BORIS Johnson will face a vote on whether he misled parliament over partygate tomorrow after apologising to MPs for the saga.

Yesterday evening, Johnson offered a “wholehearted apology” to the House of Commons after being issued with a fixed-penalty notice for attending a birthday gathering in Downing Street in breach of his own Covid laws.

Now, following a cross-party effort from the SNP, Labour and LibDems, Speaker Lindsay Hoyle has given the go-ahead for MPs to debate and vote on whether the Prime Minister misled parliament in previous statements about rule-breaking in Number 10 – during which he argued Covid guidance had been followed at all times. 

Labour are understood to be wording the motion to make the vote about whether to refer Johnson to the Committee of Privileges, which examines issues relating to contempt of parliament. The committee has the power to summon reports and documents.

It means that MPs could ask to see the full version of Sue Gray’s inquiry into lockdown gatherings, and any photographic evidence that exists.

Tomorrow’s debate and vote will also likely see Tory MPs whipped to support the PM – leaving the Scottish Tories, who often trade on a perception of distance from Johnson, with a choice of either visibly endorsing his actions or otherwise.

Johnson is not expected to be in the UK for the debate, as he is scheduled to make a trip to India tomorrow.

During his short statement to the House yesterday evening, the Prime Minister said sorry for breaking the rules but insisted he did not do so intentionally.

“Let me also say, not by way of mitigation or excuse, but purely because it explains my previous words in this House, that it did not occur to me then or subsequently that a gathering in the Cabinet Room just before a vital meeting on Covid strategy could amount to a breach of the rules,” he told MPs.

“I repeat that was my mistake and I apologise for it unreservedly.”

READ MORE: Boris Johnson to push ahead with India trip despite vote on ‘lying’ about partygate

Shortly after, Johnson invoked the tragedy of the coronavirus and the war in Ukraine in an effort to present himself as too important to be removed from office.

Shouts of “resign” could be heard in the Commons.

SNP Westminster leader Ian Blackford said the parties the Prime Minister had denied happening were “the very same parties that the police have now fined the Prime Minister for attending”.

He said the public knew the Prime Minister was only apologising for one reason which is “because he has been caught”.

“After months of denials, his excuses have finally run out of road and so must his time in office,” Blackford said.


“The Prime Minister has broken the very laws he wrote. To try and argue that he did not know he had broken his own laws would be laughable if it wasn’t so serious.”
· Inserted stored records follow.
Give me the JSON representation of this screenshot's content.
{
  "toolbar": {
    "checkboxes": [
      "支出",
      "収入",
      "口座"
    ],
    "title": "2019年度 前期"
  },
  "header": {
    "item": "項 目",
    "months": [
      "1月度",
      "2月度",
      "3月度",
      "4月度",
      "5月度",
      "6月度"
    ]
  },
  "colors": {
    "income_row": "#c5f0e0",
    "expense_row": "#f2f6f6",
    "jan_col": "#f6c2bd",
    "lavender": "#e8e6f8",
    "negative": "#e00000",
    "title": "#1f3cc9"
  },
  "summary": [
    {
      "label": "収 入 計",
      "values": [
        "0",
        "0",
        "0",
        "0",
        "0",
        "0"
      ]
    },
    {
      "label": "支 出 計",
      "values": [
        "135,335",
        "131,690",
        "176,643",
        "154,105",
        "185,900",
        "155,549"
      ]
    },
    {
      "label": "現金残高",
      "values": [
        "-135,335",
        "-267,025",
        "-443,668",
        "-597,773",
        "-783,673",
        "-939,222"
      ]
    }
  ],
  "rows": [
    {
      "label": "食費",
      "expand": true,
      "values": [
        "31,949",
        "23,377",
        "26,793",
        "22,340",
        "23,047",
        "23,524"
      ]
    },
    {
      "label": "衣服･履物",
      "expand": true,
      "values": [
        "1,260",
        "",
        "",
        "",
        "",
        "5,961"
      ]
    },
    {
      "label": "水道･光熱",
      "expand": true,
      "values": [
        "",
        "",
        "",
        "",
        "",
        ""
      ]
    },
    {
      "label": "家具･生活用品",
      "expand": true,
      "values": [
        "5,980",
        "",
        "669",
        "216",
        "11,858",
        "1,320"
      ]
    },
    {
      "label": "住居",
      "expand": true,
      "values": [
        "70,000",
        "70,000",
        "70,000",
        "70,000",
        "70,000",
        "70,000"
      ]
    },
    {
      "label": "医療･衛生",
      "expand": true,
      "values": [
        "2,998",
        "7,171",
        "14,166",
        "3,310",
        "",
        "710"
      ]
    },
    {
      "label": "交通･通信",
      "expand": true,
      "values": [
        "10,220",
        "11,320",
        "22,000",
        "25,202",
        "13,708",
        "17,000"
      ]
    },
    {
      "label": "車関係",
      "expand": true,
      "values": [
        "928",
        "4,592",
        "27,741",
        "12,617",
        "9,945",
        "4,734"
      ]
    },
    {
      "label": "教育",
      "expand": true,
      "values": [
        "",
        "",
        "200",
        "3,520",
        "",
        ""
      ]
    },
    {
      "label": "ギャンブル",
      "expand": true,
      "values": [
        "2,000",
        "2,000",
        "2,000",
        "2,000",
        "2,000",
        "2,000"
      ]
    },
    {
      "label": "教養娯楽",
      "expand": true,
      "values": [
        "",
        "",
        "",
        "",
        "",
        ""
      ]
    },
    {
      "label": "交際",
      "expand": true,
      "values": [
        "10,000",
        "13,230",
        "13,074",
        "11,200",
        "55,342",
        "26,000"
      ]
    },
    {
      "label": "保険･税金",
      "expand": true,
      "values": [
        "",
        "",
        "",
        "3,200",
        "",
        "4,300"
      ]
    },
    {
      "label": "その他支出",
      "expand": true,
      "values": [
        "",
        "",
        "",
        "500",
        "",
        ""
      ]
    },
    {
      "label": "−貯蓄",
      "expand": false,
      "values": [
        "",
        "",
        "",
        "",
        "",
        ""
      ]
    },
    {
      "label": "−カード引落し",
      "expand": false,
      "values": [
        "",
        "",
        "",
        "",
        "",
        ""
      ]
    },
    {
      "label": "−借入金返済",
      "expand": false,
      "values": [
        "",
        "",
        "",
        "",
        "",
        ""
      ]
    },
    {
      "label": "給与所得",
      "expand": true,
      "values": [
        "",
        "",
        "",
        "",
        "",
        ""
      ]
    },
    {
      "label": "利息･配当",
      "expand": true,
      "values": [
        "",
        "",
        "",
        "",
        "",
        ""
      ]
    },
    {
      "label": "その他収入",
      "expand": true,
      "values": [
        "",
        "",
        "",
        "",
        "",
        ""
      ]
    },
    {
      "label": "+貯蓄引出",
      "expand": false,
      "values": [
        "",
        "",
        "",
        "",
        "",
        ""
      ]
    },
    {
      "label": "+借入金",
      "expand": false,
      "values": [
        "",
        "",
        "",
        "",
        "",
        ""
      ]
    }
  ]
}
The MP went on: “Not just a law breaker, a serial offender. If he has any decency, any dignity, he would not just apologise, he would resign.”

Labour leader Sir Keir Starmer also offered his condemnation of Johnson, telling the House that the public “don’t believe a word the Prime Minister says”.
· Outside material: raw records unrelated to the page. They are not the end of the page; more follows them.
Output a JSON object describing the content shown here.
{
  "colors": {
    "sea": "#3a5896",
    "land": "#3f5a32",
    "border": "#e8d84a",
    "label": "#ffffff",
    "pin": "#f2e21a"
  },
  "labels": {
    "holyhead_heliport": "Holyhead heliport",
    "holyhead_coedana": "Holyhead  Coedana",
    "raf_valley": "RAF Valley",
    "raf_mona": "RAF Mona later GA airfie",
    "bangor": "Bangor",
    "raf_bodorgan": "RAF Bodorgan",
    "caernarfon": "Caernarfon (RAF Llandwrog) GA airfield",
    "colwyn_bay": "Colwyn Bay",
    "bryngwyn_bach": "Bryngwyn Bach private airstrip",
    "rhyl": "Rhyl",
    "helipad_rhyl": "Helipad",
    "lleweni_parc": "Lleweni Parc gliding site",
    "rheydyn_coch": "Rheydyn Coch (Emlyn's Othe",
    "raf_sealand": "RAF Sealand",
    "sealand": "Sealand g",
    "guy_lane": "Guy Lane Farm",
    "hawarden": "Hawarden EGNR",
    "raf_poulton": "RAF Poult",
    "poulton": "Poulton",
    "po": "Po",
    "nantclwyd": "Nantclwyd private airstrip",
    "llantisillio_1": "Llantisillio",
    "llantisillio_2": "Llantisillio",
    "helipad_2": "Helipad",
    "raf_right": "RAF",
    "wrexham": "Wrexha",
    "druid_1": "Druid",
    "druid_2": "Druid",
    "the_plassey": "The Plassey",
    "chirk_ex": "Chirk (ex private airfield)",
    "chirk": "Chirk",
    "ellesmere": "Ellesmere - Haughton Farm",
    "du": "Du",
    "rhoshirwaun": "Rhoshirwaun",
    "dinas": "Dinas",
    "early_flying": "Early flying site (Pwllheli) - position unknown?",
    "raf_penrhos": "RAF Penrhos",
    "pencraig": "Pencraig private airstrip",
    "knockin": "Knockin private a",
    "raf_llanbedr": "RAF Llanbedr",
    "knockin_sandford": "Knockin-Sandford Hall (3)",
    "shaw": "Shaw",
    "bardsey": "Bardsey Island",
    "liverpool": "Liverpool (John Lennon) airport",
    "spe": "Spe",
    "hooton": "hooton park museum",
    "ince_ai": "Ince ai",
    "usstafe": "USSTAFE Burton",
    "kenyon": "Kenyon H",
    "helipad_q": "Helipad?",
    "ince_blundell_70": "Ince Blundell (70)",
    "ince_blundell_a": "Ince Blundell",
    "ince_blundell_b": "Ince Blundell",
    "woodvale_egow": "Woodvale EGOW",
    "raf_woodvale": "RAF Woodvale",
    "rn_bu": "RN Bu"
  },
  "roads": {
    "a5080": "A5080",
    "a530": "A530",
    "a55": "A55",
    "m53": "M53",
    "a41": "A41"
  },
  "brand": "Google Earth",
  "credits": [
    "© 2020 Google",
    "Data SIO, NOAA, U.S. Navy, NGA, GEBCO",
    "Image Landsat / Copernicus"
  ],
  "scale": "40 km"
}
He referenced Cabinet minister Brandon Lewis earlier drawing a comparison between Johnson’s partygate fine and a speeding ticket.

Starmer said: “No-one has ever broken down in tears because they couldn’t drive faster than 20 miles an hour outside a school. Don’t insult the public with this nonsense.”

In Starmer’s attack on Johnson’s apology, Scottish Tory chief Douglas Ross also found himself caught in the crossfire. Ross was singled out by the Labour leader as he called out the Prime Minister for “ruining” the careers of those close to him.

“Good ministers forced to walk away from public service. The Chancellor’s career up in flames, and the leader of the Scottish Conservatives rendered pathetic,” he said, referring to Ross withdrawing his call for Johnson to resign last month and continued defence of the Prime Minister.

Despite anger on the opposition benches following Johnson’s apology, there was little upset from Tory backbenchers. Just one Conservative MP, Mark Harper, called for the Prime Minister’s resignation.

The former Tory chief whip, who has been a prominent critic of Johnson and served in Theresa May’s government, said the Tory leader was “no longer worthy” to lead  the government.

He has sent a letter to Graham Brady, the chairman of the 1922 Committee, which regulates when the Tory party can hold a no-confidence vote in its leader.  

In his letter, he accused Johnson of breaking the ministerial code and of being “no longer able to deliver the principled leadership required to take our country forward”.  At least 17 Tory MPs have called for Johnson to go. At the last count there were around 20 letters sent to the 1922 Committee, but 54 are needed to trigger a no-confidence vote.